Ouk Chanthan spent much of her youth at Old Stadium in Phnom Penh. But the future Olympic sprinter wasn’t running. She was selling goods.
“When I was younger, I used to sell rice and coffee there,” she said. “I wasn’t very healthy then, and my father encouraged me to run so I would feel better.”
Her father, Ouk Kieng, was already an active figure in the sports community, coaching the men’s national volleyball team in the 1960s. In recent years he has helped train the national women’s team and the military team, and in 1998 he began training Cambodia’s first beach volleyball team.
Ouk Chanthan began serious training as a runner in 1994. Her workouts consist of 30-, 60-, 100- and 200-meter sprints in addition to the distance running she does to build up endurance.

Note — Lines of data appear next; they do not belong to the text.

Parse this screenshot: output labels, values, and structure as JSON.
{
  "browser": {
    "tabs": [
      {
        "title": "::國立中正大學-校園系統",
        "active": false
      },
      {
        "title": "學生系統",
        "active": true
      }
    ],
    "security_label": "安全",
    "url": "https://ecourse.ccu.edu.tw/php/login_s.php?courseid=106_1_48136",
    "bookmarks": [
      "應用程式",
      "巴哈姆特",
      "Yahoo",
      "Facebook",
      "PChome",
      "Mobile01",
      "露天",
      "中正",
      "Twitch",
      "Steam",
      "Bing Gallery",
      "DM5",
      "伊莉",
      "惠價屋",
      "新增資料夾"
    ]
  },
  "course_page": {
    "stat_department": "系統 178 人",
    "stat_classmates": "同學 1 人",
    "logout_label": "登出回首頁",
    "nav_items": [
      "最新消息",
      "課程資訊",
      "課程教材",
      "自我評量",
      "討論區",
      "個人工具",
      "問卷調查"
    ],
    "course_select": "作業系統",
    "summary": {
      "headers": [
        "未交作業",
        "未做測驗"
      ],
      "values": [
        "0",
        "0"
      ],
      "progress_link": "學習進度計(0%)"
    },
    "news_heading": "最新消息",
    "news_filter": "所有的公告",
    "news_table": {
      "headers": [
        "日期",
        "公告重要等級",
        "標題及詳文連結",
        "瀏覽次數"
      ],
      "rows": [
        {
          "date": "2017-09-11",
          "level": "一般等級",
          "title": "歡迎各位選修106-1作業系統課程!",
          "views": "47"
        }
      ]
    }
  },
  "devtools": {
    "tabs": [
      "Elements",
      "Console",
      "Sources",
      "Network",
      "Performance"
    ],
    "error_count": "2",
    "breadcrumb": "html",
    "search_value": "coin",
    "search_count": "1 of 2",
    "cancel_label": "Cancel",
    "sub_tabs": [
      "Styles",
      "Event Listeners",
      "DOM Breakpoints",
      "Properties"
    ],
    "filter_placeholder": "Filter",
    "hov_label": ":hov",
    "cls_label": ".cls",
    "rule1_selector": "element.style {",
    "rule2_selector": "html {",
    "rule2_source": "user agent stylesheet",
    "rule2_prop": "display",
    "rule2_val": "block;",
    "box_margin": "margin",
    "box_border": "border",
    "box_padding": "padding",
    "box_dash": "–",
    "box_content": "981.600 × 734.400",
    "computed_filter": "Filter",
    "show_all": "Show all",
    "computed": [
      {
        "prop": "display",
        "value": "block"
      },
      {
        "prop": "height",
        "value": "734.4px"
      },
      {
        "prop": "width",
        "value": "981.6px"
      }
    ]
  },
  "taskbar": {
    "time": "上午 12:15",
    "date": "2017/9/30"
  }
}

Selected by world track officials as a wild-card entry in the 1996 Olympics in the US city of Atlanta, she finished last in her 100-meter heat in a time of 14.82 seconds, far slower than her personal best of 13.50. She’ll run the 100 meters again in Sydney.
“I was just excited to see Olympic events,” she said of the 1996 Games. “I took them as a model for how I should train.”
Now 26 years old, she may decide to be a coach herself someday. She’s especially interested in working with girls.
“If they come to me, I will use all my knowledge to teach them,” she said.